The requirement will “change the scene a little bit,” acknowledges Michael Bird, president and executive director of the TXRPC. (Medicare has had a similar requirement in place for more than a year, but most rehab providers in Texas focus on Medicaid, he says.)

“Whenever there’s change, there’s always someone who complains,” said Bird, president of Marshall Mobility Plus in McAllen, Texas. “For the most part, this is positive, especially for consumers.”

Because the Medicare requirement has made ATPs hard to find in many areas, rehab providers in Texas who don’t have ATPs already may want to look to their existing staffs, Bird said.

“We need to identify people who are capable and develop them,” he said. “That’s something we should be doing, anyway.”

Hafford, president of Texas DME/Mobility Dynamics in Cleburne, Texas, is an ATP and he has one employee preparing to sit for the ATP exam.
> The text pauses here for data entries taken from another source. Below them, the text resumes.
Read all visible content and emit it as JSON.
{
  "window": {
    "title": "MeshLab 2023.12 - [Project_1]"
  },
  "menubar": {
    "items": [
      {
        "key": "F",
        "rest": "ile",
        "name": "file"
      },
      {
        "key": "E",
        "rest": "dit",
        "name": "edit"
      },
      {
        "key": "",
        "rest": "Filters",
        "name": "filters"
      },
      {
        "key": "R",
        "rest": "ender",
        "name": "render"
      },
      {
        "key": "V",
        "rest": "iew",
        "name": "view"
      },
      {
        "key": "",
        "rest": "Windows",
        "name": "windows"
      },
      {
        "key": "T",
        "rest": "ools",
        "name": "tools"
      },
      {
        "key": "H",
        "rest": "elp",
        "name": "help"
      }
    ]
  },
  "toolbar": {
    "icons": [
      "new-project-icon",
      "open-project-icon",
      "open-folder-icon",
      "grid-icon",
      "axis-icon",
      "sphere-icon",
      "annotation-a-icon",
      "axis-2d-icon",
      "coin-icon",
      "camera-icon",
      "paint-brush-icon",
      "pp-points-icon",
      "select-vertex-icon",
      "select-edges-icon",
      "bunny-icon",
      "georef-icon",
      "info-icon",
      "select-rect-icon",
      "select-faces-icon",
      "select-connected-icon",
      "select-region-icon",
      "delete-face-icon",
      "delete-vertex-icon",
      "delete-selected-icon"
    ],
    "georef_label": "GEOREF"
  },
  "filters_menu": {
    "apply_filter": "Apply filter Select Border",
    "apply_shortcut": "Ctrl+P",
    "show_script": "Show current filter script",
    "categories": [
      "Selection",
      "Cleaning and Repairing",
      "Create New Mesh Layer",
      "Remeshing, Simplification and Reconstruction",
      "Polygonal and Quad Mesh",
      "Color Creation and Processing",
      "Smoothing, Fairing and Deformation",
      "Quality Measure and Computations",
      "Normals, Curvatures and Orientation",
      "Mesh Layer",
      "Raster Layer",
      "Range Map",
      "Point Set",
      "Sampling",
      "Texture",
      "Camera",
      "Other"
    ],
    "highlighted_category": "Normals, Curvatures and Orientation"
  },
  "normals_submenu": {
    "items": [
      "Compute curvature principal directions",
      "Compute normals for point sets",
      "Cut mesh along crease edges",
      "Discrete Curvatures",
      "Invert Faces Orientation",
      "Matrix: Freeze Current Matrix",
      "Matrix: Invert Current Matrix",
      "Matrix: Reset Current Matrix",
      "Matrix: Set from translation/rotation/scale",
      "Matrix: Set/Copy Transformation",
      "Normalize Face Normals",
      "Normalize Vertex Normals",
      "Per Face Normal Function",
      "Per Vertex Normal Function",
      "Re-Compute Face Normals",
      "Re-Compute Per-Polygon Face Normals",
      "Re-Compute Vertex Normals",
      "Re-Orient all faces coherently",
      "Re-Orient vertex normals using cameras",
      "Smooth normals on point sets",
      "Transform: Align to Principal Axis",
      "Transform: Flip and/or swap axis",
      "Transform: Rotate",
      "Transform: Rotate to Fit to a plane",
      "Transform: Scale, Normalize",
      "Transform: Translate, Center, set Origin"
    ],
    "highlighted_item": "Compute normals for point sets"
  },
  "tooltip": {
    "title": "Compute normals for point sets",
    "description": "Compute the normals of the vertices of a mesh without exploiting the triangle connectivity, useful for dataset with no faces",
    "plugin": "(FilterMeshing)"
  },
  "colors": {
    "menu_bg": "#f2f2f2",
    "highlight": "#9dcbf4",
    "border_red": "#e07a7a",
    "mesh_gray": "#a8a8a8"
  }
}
Bird is an ATP and he has one employee who’s also an ATP.

The TXRPC has been trying to pass a bill like this for six years (Texas holds legislative sessions every other year).

“This is the first time we were able to satisfy all parties involved,” Hafford said.

A number of states, including Tennessee, California, Georgia, Alabama, Massachusetts and Oklahoma, have similar laws or Medicaid policies in place.